That Rabbi Shimon Bar Yochai, with his years of pondering the deepest secrets of the universe struggled to ground himself on exiting the holiest place, so much so that he burned with his physical gaze a simple farmer doing his daily work.
We learn from everything, even nature –that’s what Rabbi Akiva showed us. And we need to go to the books, too – that’s why they spent their time in Yeshivahs, in caves, studying and exploring.
But once we come out, it’s time to integrate, and that’s what both Sages teach us through their stories: That the greatest of book learning must translate to embodiment and application; that the highest heights must be integrated with physical reality in order we make it work.
So on Lag Ba’Omer, as we follow the map of the 7 Sefirot fused with one another to reach 49 unique permutations of divine and human attributes, we infuse Hod with Hod – humility with splendor; vulnerability with gratitude; acknowledgement with complete and utter surrender.
We let the light in; but make sure it suffuses us completely so we can stay who we are – not taking over in dominance; not hiding meekly without visibility. We learn to reach to the heights, yet stay grounded:

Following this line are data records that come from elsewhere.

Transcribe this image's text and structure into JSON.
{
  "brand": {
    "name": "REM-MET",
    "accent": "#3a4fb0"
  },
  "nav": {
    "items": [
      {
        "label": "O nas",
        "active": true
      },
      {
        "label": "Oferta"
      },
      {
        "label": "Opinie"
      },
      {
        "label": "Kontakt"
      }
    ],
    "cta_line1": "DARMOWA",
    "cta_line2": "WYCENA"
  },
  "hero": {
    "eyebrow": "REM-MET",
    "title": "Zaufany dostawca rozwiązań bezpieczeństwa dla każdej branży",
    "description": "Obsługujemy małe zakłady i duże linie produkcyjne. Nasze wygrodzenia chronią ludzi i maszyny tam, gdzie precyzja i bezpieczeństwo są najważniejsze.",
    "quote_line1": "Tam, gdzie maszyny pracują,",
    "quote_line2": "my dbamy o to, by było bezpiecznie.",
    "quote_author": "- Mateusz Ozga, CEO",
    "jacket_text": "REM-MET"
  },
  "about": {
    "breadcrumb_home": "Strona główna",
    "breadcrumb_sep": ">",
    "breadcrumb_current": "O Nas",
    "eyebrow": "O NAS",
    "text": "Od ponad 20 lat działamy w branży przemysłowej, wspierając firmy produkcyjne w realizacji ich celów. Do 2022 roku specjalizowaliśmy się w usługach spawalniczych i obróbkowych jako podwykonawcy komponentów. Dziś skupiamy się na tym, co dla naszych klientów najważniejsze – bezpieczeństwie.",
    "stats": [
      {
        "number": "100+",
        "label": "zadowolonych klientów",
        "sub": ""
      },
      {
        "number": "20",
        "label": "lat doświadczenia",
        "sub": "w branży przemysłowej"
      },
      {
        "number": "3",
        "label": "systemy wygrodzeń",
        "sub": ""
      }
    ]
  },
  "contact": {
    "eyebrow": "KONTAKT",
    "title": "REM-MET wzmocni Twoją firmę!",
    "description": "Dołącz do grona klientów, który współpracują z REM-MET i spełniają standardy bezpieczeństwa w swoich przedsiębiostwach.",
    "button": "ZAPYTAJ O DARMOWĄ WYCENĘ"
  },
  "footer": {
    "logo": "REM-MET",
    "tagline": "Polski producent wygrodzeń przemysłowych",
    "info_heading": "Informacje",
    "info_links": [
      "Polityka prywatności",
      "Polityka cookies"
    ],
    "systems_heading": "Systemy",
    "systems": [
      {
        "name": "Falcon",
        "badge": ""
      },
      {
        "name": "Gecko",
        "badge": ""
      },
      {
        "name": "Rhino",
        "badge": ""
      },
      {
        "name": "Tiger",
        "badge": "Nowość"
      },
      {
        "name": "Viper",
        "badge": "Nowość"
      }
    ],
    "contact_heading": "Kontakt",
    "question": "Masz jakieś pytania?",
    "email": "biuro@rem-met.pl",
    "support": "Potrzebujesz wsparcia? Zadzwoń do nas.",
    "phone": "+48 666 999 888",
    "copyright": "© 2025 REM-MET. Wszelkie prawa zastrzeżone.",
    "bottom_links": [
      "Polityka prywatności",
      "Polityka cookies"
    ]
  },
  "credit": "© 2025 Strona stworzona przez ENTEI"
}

To integrate as we move, to create as we explore; to descend as we ascend; to maintain balance and fusion throughout.
And on Lag Ba’Omer, we don’t have work so hard at it: The energy of the day does it for us. The nature of 33; the 3 of Divinity; Self; and the Other; the 3 of God, the Torah; and the People; the trinity of unity between metaphysical, physical and the bond that ties it all together is what helps us get there.
You don’t need to be a Kabbalist on a mountaintop; or a simple Shepherd who can’t read the Alef – Bet: But you can be a farmer living in Love and Light; a scholar teaching the masses to live in Love; and you can fuse our two worlds together.
So we reveal within what’s concealed; and conceal within what’s revealed; as we continue to dance this dance and walk this walk; bringing heaven down to earth and lifting the mundane up to the heavenly realms.